(Problem description): Down to the final line, write out the material beneath exactly, without pictures.

(Data to process):
____
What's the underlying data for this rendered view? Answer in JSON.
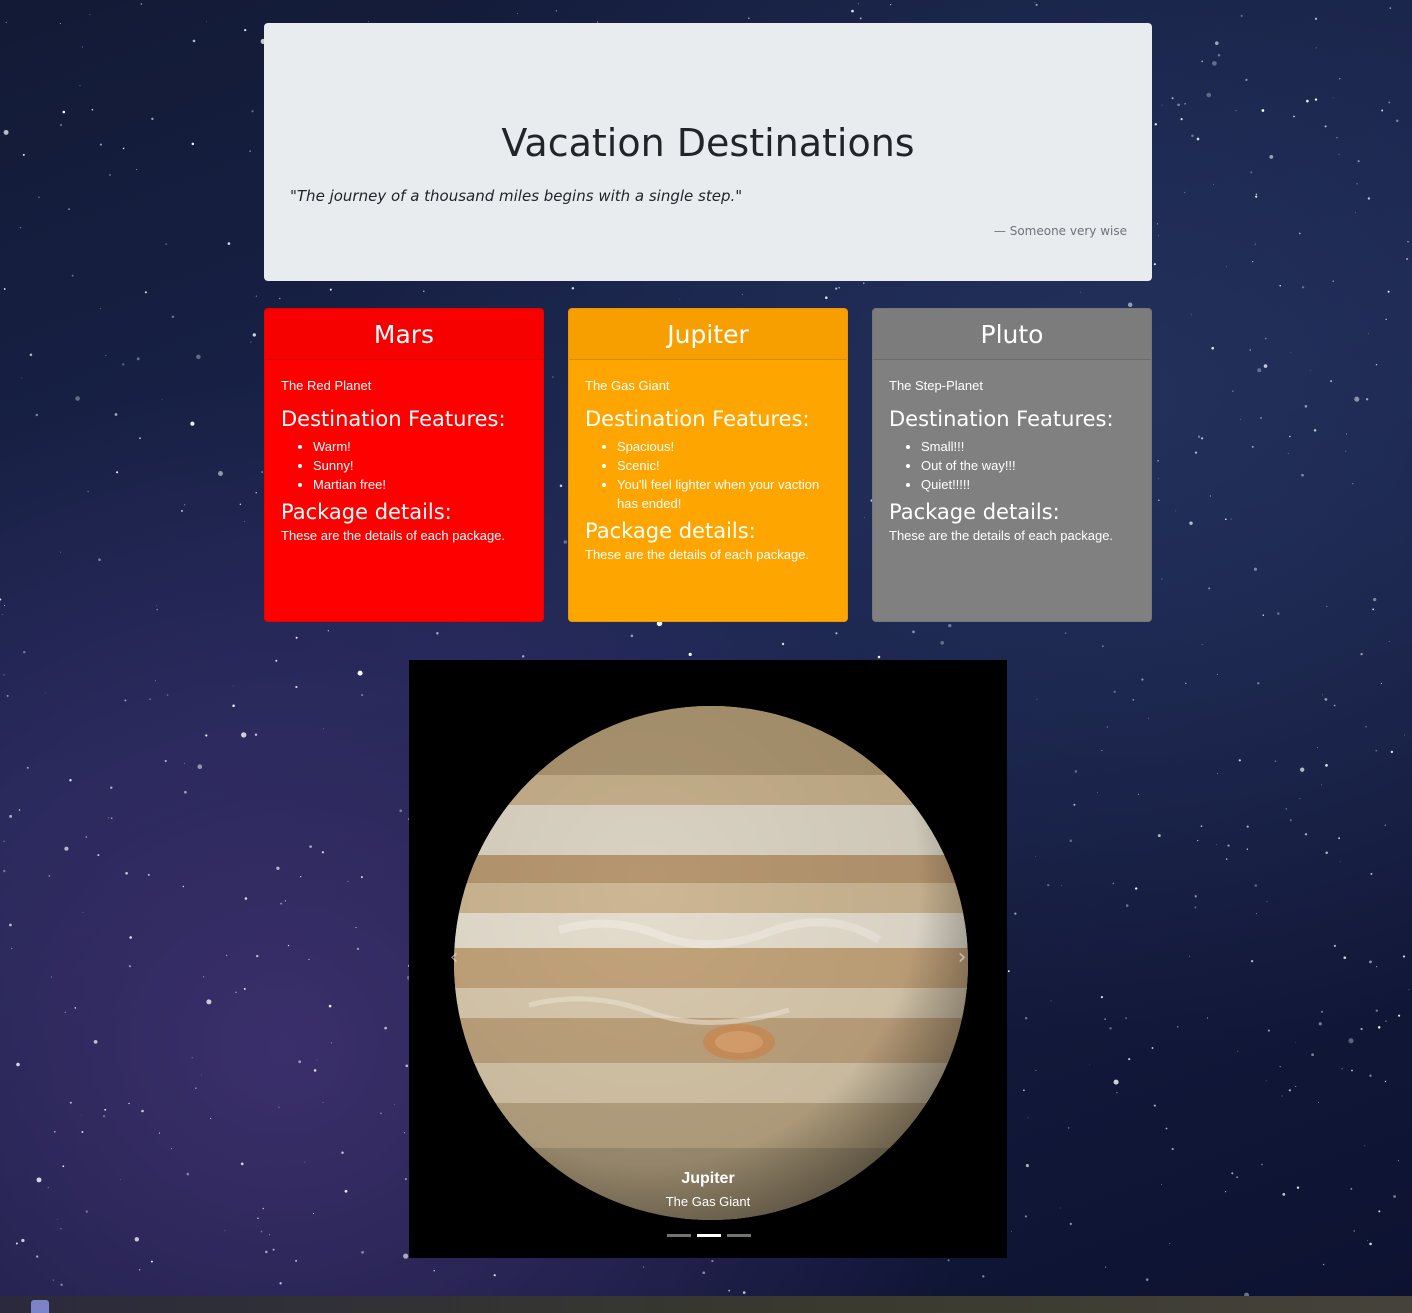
{
  "jumbotron": {
    "title": "Vacation Destinations",
    "quote": "\"The journey of a thousand miles begins with a single step.\"",
    "cite": "— Someone very wise"
  },
  "cards": [
    {
      "name": "Mars",
      "color": "#ff0000",
      "subtitle": "The Red Planet",
      "features_heading": "Destination Features:",
      "features": [
        "Warm!",
        "Sunny!",
        "Martian free!"
      ],
      "package_heading": "Package details:",
      "package_text": "These are the details of each package."
    },
    {
      "name": "Jupiter",
      "color": "#ffa500",
      "subtitle": "The Gas Giant",
      "features_heading": "Destination Features:",
      "features": [
        "Spacious!",
        "Scenic!",
        "You'll feel lighter when your vaction has ended!"
      ],
      "package_heading": "Package details:",
      "package_text": "These are the details of each package."
    },
    {
      "name": "Pluto",
      "color": "#808080",
      "subtitle": "The Step-Planet",
      "features_heading": "Destination Features:",
      "features": [
        "Small!!!",
        "Out of the way!!!",
        "Quiet!!!!!"
      ],
      "package_heading": "Package details:",
      "package_text": "These are the details of each package."
    }
  ],
  "carousel": {
    "prev_icon": "chevron-left-icon",
    "next_icon": "chevron-right-icon",
    "caption_title": "Jupiter",
    "caption_subtitle": "The Gas Giant",
    "slide_count": 3,
    "active_slide": 2
  }
}
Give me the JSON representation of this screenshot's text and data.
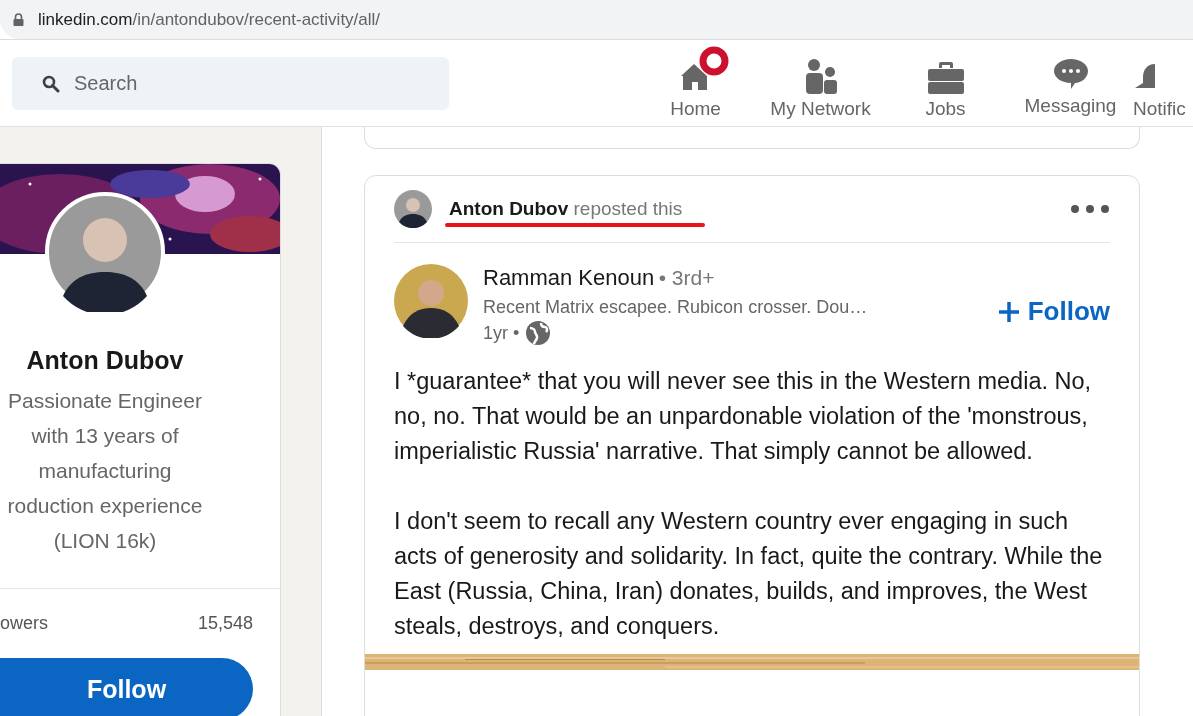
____
(Output of the exercise):
What's the underlying data for this rendered view? Answer in JSON.
{
  "jumbotron": {
    "title": "Vacation Destinations",
    "quote": "\"The journey of a thousand miles begins with a single step.\"",
    "cite": "— Someone very wise"
  },
  "cards": [
    {
      "name": "Mars",
      "color": "#ff0000",
      "subtitle": "The Red Planet",
      "features_heading": "Destination Features:",
      "features": [
        "Warm!",
        "Sunny!",
        "Martian free!"
      ],
      "package_heading": "Package details:",
      "package_text": "These are the details of each package."
    },
    {
      "name": "Jupiter",
      "color": "#ffa500",
      "subtitle": "The Gas Giant",
      "features_heading": "Destination Features:",
      "features": [
        "Spacious!",
        "Scenic!",
        "You'll feel lighter when your vaction has ended!"
      ],
      "package_heading": "Package details:",
      "package_text": "These are the details of each package."
    },
    {
      "name": "Pluto",
      "color": "#808080",
      "subtitle": "The Step-Planet",
      "features_heading": "Destination Features:",
      "features": [
        "Small!!!",
        "Out of the way!!!",
        "Quiet!!!!!"
      ],
      "package_heading": "Package details:",
      "package_text": "These are the details of each package."
    }
  ],
  "carousel": {
    "prev_icon": "chevron-left-icon",
    "next_icon": "chevron-right-icon",
    "caption_title": "Jupiter",
    "caption_subtitle": "The Gas Giant",
    "slide_count": 3,
    "active_slide": 2
  }
}
Give me the JSON representation of this screenshot's text and data.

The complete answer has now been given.